NirCmd - Windows command line tool See Also NK2Edit - Edit, merge and fix the AutoComplete files (.NK2) of Microsoft Outlook. Description NirCmd is a small command-line utility that allows you to do some useful tasks without displaying any user interface. Examples of what you can do with NirCmd System Requirements This utility can work in all versions of Windows operating system: Windows 9x/ME, Windows NT, Windows 2000, Windows XP, Windows Server 2003, Windows Vista, Windows Server 2008, Windows 7, Windows 8, and Windows 10. Versions History License This utility is released as freeware.

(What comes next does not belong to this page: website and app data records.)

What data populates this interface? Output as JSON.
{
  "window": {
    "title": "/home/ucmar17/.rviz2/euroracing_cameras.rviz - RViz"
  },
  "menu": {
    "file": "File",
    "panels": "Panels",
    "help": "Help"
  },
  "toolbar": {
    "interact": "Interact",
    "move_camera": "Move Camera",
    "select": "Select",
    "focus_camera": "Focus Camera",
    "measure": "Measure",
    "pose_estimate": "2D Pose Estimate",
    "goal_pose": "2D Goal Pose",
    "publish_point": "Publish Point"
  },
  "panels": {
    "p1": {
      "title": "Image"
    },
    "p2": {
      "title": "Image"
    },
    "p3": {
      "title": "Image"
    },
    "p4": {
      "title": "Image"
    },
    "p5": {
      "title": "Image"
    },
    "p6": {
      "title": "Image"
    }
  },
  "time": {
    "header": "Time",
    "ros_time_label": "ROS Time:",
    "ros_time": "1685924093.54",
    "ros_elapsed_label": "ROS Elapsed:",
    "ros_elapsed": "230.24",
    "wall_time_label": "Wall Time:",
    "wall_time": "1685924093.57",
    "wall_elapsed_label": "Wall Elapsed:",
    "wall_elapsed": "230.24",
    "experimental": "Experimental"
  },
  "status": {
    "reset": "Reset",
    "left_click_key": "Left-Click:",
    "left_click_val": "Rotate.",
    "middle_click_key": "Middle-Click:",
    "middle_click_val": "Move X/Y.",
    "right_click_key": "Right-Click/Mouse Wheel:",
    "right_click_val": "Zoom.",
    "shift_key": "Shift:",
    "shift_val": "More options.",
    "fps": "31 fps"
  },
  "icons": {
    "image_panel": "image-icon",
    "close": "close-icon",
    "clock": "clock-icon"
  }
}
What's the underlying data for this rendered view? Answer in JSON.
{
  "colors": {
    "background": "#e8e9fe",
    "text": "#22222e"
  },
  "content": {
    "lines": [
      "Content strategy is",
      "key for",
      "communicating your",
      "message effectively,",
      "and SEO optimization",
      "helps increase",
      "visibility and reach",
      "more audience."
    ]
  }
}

Welcome to RoboMind.net, the new way to learn programming The R Project for Statistical Computing Seth Woolley's MAN page Sridhar's Blog : Customizing MySite in MOSS 2007 Support case volumes coming in for MOSS 2007 is huge. When we try and help customers to find answers to complex problems/questions, many a times we end up learning great stuffs & things that sometime make us yell “Wow, it’s amazing stuff man!!”. Well, this was one of such “case” and I thought I’d share this out. The requirement was as simple as it could be. Customizing MySite in MOSS 2007. Well, that’s fairly simple I though! 1. 2. 3. Feature the savior Thankfully, we have this very useful and new feature in MOSS/WSS called Features. First thing first – create a custom master page This was very simple for me. The default.master page found under the TEMPLATE\GLOBAL folder structure under 12 hive is the master page used by MySite by default. Grab a copy of this file and put in another folder where you would also be putting your feature files soon. Do I need to do something with Visual Studio 2005 at all? Yes, you have to. using System; using System.Diagnostics; using System.Text; try 1. 2. 3.
sep:software:ratfor90 [Stanford Exploration Project] You can download ratfor90 from here. Introduction/Description “Ratfor” is a dialect of Fortran that is more concise than raw Fortran. The newest Ratfor “compiler”, ratfor90 is a simple preprocesor program written in Perl that inputs an attractive Fortran-like dialect and outputs Fortran90. Mainly, the preprocessor produces Fortran statements like ” end do ”, “end if”, “end program”, and “end module”, from the Ratfor ”}”. Ratfor source is about 25-30% smaller than the equivalent Fortran making it equivalently more readable. Bare-bones Fortran is our most universal computer language for computational physics. At SEP we supplemented Ratfor77 by preprocessors to give Fortran77 the ability to allocate memory on the fly. You should be able to read Ratfor if you already know Fortran or any similar computer language. Statements on a line may be separated by ”;”. Indentation in Ratfor is used for readability. Changes and general backward compatibility issues Memory allocation in subroutines
ometa/ OMeta is a new object-oriented language for pattern matching. It is based on a variant of Parsing Expression Grammars (PEGs) which we have extended to handle arbitrary data types. OMeta's general-purpose pattern matching facilities provide a natural and convenient way for programmers to implement tokenizers, parsers, visitors, and tree transformers, all of which can be extended in interesting ways using familiar object-oriented mechanisms. I am about to release a new version of OMeta/Squeak. Read all about it (and download the release candidate) here. Documentation The most in-depth and up-to-date piece description of OMeta is in Chapter 2 of my Ph.D. dissertation. There are also some older materials that may be of interest: The original Dynamic Languages Symposium 2007 paper and slides. Downloads There are also several third-party implementations — here are the ones that I know about: Questions? Please e-mail me if you have questions, comments, or suggestions.